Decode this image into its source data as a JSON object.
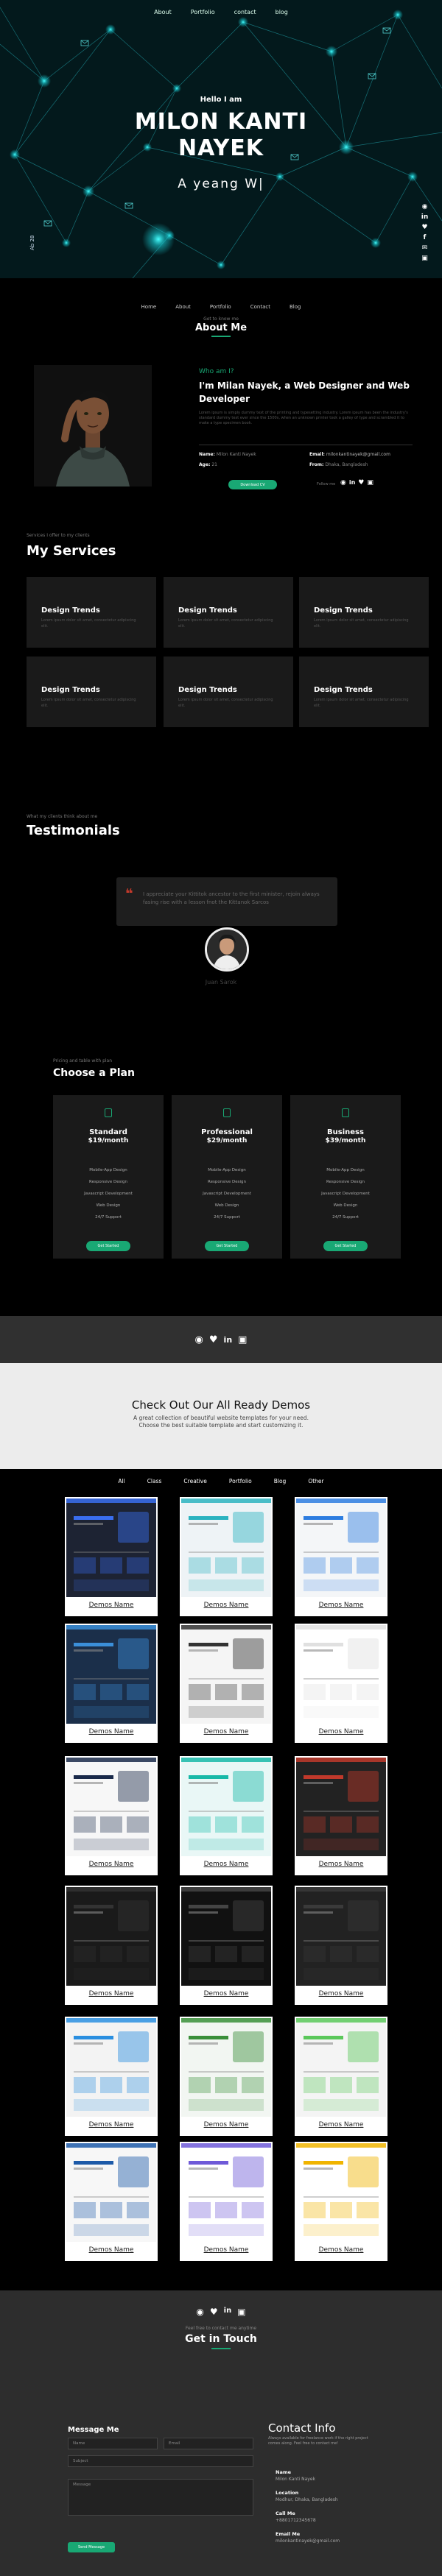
{
  "hero": {
    "nav": [
      "About",
      "Portfolio",
      "contact",
      "blog"
    ],
    "greeting": "Hello I am",
    "name_line1": "MILON KANTI",
    "name_line2": "NAYEK",
    "typed": "A yeang W|",
    "side_label": "Ab 28",
    "social_icons": [
      "github-icon",
      "linkedin-icon",
      "twitter-icon",
      "facebook-icon",
      "envelope-icon",
      "instagram-icon"
    ]
  },
  "about": {
    "nav": [
      "Home",
      "About",
      "Portfolio",
      "Contact",
      "Blog"
    ],
    "kicker": "Get to know me",
    "title": "About Me",
    "who": "Who am I?",
    "headline": "I'm Milan Nayek, a Web Designer and Web Developer",
    "bio": "Lorem ipsum is simply dummy text of the printing and typesetting industry. Lorem ipsum has been the industry's standard dummy text ever since the 1500s, when an unknown printer took a galley of type and scrambled it to make a type specimen book.",
    "name_label": "Name:",
    "name_value": "Milon Kanti Nayek",
    "age_label": "Age:",
    "age_value": "21",
    "email_label": "Email:",
    "email_value": "milonkantinayek@gmail.com",
    "from_label": "From:",
    "from_value": "Dhaka, Bangladesh",
    "cv_button": "Download CV",
    "follow_label": "Follow me",
    "follow_icons": [
      "github-icon",
      "linkedin-icon",
      "twitter-icon",
      "instagram-icon"
    ]
  },
  "services": {
    "kicker": "Services I offer to my clients",
    "title": "My Services",
    "items": [
      {
        "title": "Design Trends",
        "desc": "Lorem ipsum dolor sit amet, consectetur adipiscing elit."
      },
      {
        "title": "Design Trends",
        "desc": "Lorem ipsum dolor sit amet, consectetur adipiscing elit."
      },
      {
        "title": "Design Trends",
        "desc": "Lorem ipsum dolor sit amet, consectetur adipiscing elit."
      },
      {
        "title": "Design Trends",
        "desc": "Lorem ipsum dolor sit amet, consectetur adipiscing elit."
      },
      {
        "title": "Design Trends",
        "desc": "Lorem ipsum dolor sit amet, consectetur adipiscing elit."
      },
      {
        "title": "Design Trends",
        "desc": "Lorem ipsum dolor sit amet, consectetur adipiscing elit."
      }
    ]
  },
  "testimonials": {
    "kicker": "What my clients think about me",
    "title": "Testimonials",
    "quote": "I appreciate your Kittitok ancestor to the first minister, rejoin always fasing rise with a lesson fnot the Kittanok Sarcos",
    "author": "Juan Sarok"
  },
  "pricing": {
    "kicker": "Pricing and table with plan",
    "title": "Choose a Plan",
    "plans": [
      {
        "name": "Standard",
        "price": "$19/month",
        "features": [
          "Mobile-App Design",
          "Responsive Design",
          "Javascript Development",
          "Web Design",
          "24/7 Support"
        ],
        "button": "Get Started"
      },
      {
        "name": "Professional",
        "price": "$29/month",
        "features": [
          "Mobile-App Design",
          "Responsive Design",
          "Javascript Development",
          "Web Design",
          "24/7 Support"
        ],
        "button": "Get Started"
      },
      {
        "name": "Business",
        "price": "$39/month",
        "features": [
          "Mobile-App Design",
          "Responsive Design",
          "Javascript Development",
          "Web Design",
          "24/7 Support"
        ],
        "button": "Get Started"
      }
    ]
  },
  "socialbar": {
    "icons": [
      "github-icon",
      "twitter-icon",
      "linkedin-icon",
      "instagram-icon"
    ]
  },
  "demos_head": {
    "title": "Check Out Our All Ready Demos",
    "line1": "A great collection of beautiful website templates for your need.",
    "line2": "Choose the best suitable template and start customizing it."
  },
  "demos": {
    "filters": [
      "All",
      "Class",
      "Creative",
      "Portfolio",
      "Blog",
      "Other"
    ],
    "label": "Demos Name",
    "count": 18
  },
  "contact": {
    "social_icons": [
      "github-icon",
      "twitter-icon",
      "linkedin-icon",
      "instagram-icon"
    ],
    "kicker": "Feel free to contact me anytime",
    "title": "Get in Touch",
    "form_title": "Message Me",
    "name_placeholder": "Name",
    "email_placeholder": "Email",
    "subject_placeholder": "Subject",
    "message_placeholder": "Message",
    "send": "Send Message",
    "info_title": "Contact Info",
    "info_text": "Always available for freelance work if the right project comes along. Feel free to contact me!",
    "info": [
      {
        "label": "Name",
        "value": "Milon Kanti Nayek"
      },
      {
        "label": "Location",
        "value": "Modhur, Dhaka, Bangladesh"
      },
      {
        "label": "Call Me",
        "value": "+8801712345678"
      },
      {
        "label": "Email Me",
        "value": "milonkantinayek@gmail.com"
      }
    ]
  },
  "colors": {
    "accent": "#19a874",
    "hero_bg": "#03191c",
    "card_bg": "#1a1a1a",
    "bar_bg": "#303030"
  }
}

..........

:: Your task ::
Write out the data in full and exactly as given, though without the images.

:: Task result ::
Decode this image into its source data as a JSON object.
{
  "hero": {
    "nav": [
      "About",
      "Portfolio",
      "contact",
      "blog"
    ],
    "greeting": "Hello I am",
    "name_line1": "MILON KANTI",
    "name_line2": "NAYEK",
    "typed": "A yeang W|",
    "side_label": "Ab 28",
    "social_icons": [
      "github-icon",
      "linkedin-icon",
      "twitter-icon",
      "facebook-icon",
      "envelope-icon",
      "instagram-icon"
    ]
  },
  "about": {
    "nav": [
      "Home",
      "About",
      "Portfolio",
      "Contact",
      "Blog"
    ],
    "kicker": "Get to know me",
    "title": "About Me",
    "who": "Who am I?",
    "headline": "I'm Milan Nayek, a Web Designer and Web Developer",
    "bio": "Lorem ipsum is simply dummy text of the printing and typesetting industry. Lorem ipsum has been the industry's standard dummy text ever since the 1500s, when an unknown printer took a galley of type and scrambled it to make a type specimen book.",
    "name_label": "Name:",
    "name_value": "Milon Kanti Nayek",
    "age_label": "Age:",
    "age_value": "21",
    "email_label": "Email:",
    "email_value": "milonkantinayek@gmail.com",
    "from_label": "From:",
    "from_value": "Dhaka, Bangladesh",
    "cv_button": "Download CV",
    "follow_label": "Follow me",
    "follow_icons": [
      "github-icon",
      "linkedin-icon",
      "twitter-icon",
      "instagram-icon"
    ]
  },
  "services": {
    "kicker": "Services I offer to my clients",
    "title": "My Services",
    "items": [
      {
        "title": "Design Trends",
        "desc": "Lorem ipsum dolor sit amet, consectetur adipiscing elit."
      },
      {
        "title": "Design Trends",
        "desc": "Lorem ipsum dolor sit amet, consectetur adipiscing elit."
      },
      {
        "title": "Design Trends",
        "desc": "Lorem ipsum dolor sit amet, consectetur adipiscing elit."
      },
      {
        "title": "Design Trends",
        "desc": "Lorem ipsum dolor sit amet, consectetur adipiscing elit."
      },
      {
        "title": "Design Trends",
        "desc": "Lorem ipsum dolor sit amet, consectetur adipiscing elit."
      },
      {
        "title": "Design Trends",
        "desc": "Lorem ipsum dolor sit amet, consectetur adipiscing elit."
      }
    ]
  },
  "testimonials": {
    "kicker": "What my clients think about me",
    "title": "Testimonials",
    "quote": "I appreciate your Kittitok ancestor to the first minister, rejoin always fasing rise with a lesson fnot the Kittanok Sarcos",
    "author": "Juan Sarok"
  },
  "pricing": {
    "kicker": "Pricing and table with plan",
    "title": "Choose a Plan",
    "plans": [
      {
        "name": "Standard",
        "price": "$19/month",
        "features": [
          "Mobile-App Design",
          "Responsive Design",
          "Javascript Development",
          "Web Design",
          "24/7 Support"
        ],
        "button": "Get Started"
      },
      {
        "name": "Professional",
        "price": "$29/month",
        "features": [
          "Mobile-App Design",
          "Responsive Design",
          "Javascript Development",
          "Web Design",
          "24/7 Support"
        ],
        "button": "Get Started"
      },
      {
        "name": "Business",
        "price": "$39/month",
        "features": [
          "Mobile-App Design",
          "Responsive Design",
          "Javascript Development",
          "Web Design",
          "24/7 Support"
        ],
        "button": "Get Started"
      }
    ]
  },
  "socialbar": {
    "icons": [
      "github-icon",
      "twitter-icon",
      "linkedin-icon",
      "instagram-icon"
    ]
  },
  "demos_head": {
    "title": "Check Out Our All Ready Demos",
    "line1": "A great collection of beautiful website templates for your need.",
    "line2": "Choose the best suitable template and start customizing it."
  },
  "demos": {
    "filters": [
      "All",
      "Class",
      "Creative",
      "Portfolio",
      "Blog",
      "Other"
    ],
    "label": "Demos Name",
    "count": 18
  },
  "contact": {
    "social_icons": [
      "github-icon",
      "twitter-icon",
      "linkedin-icon",
      "instagram-icon"
    ],
    "kicker": "Feel free to contact me anytime",
    "title": "Get in Touch",
    "form_title": "Message Me",
    "name_placeholder": "Name",
    "email_placeholder": "Email",
    "subject_placeholder": "Subject",
    "message_placeholder": "Message",
    "send": "Send Message",
    "info_title": "Contact Info",
    "info_text": "Always available for freelance work if the right project comes along. Feel free to contact me!",
    "info": [
      {
        "label": "Name",
        "value": "Milon Kanti Nayek"
      },
      {
        "label": "Location",
        "value": "Modhur, Dhaka, Bangladesh"
      },
      {
        "label": "Call Me",
        "value": "+8801712345678"
      },
      {
        "label": "Email Me",
        "value": "milonkantinayek@gmail.com"
      }
    ]
  },
  "colors": {
    "accent": "#19a874",
    "hero_bg": "#03191c",
    "card_bg": "#1a1a1a",
    "bar_bg": "#303030"
  }
}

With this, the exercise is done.